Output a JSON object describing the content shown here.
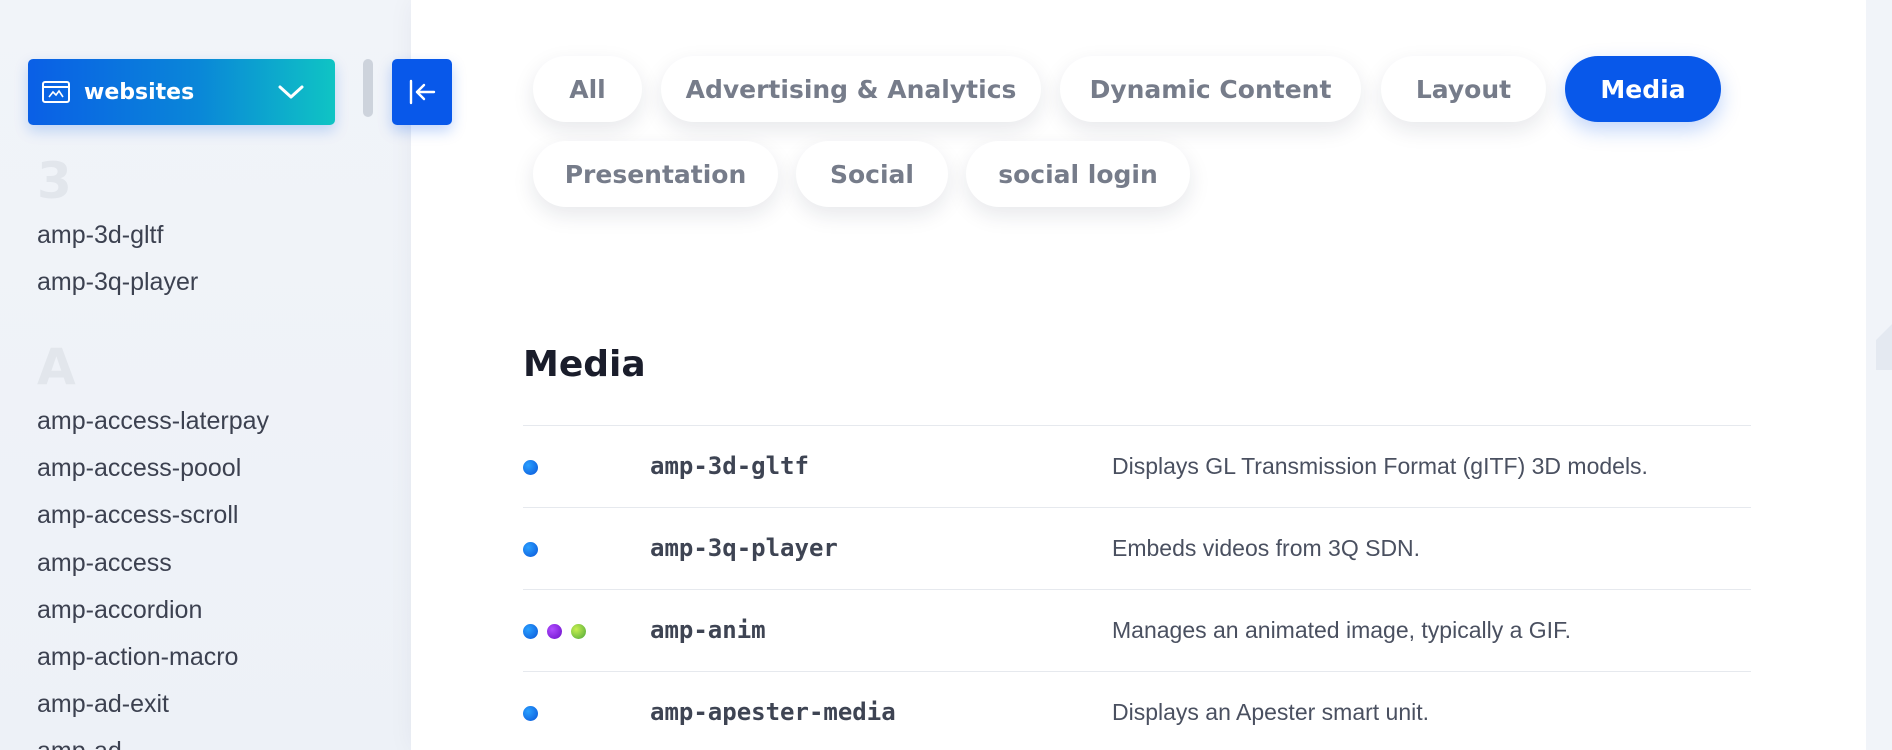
{
  "sidebar": {
    "format_select": {
      "label": "websites",
      "icon": "website-icon"
    },
    "sections": [
      {
        "letter": "3",
        "items": [
          "amp-3d-gltf",
          "amp-3q-player"
        ]
      },
      {
        "letter": "A",
        "items": [
          "amp-access-laterpay",
          "amp-access-poool",
          "amp-access-scroll",
          "amp-access",
          "amp-accordion",
          "amp-action-macro",
          "amp-ad-exit",
          "amp-ad"
        ]
      }
    ]
  },
  "collapse_button": {
    "icon": "collapse-left-icon"
  },
  "filters": {
    "items": [
      "All",
      "Advertising & Analytics",
      "Dynamic Content",
      "Layout",
      "Media",
      "Presentation",
      "Social",
      "social login"
    ],
    "active": "Media"
  },
  "main": {
    "heading": "Media",
    "components": [
      {
        "name": "amp-3d-gltf",
        "description": "Displays GL Transmission Format (gITF) 3D models.",
        "formats": [
          "websites"
        ]
      },
      {
        "name": "amp-3q-player",
        "description": "Embeds videos from 3Q SDN.",
        "formats": [
          "websites"
        ]
      },
      {
        "name": "amp-anim",
        "description": "Manages an animated image, typically a GIF.",
        "formats": [
          "websites",
          "stories",
          "ads"
        ]
      },
      {
        "name": "amp-apester-media",
        "description": "Displays an Apester smart unit.",
        "formats": [
          "websites"
        ]
      }
    ]
  },
  "colors": {
    "accent": "#0858ea",
    "format_websites": "#0a6fe0",
    "format_stories": "#8a1fe0",
    "format_ads": "#7cc640"
  }
}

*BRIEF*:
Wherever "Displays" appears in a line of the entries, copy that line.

*TASK RESPONSE*:
        "description": "Displays GL Transmission Format (gITF) 3D models.",
        "description": "Displays an Apester smart unit.",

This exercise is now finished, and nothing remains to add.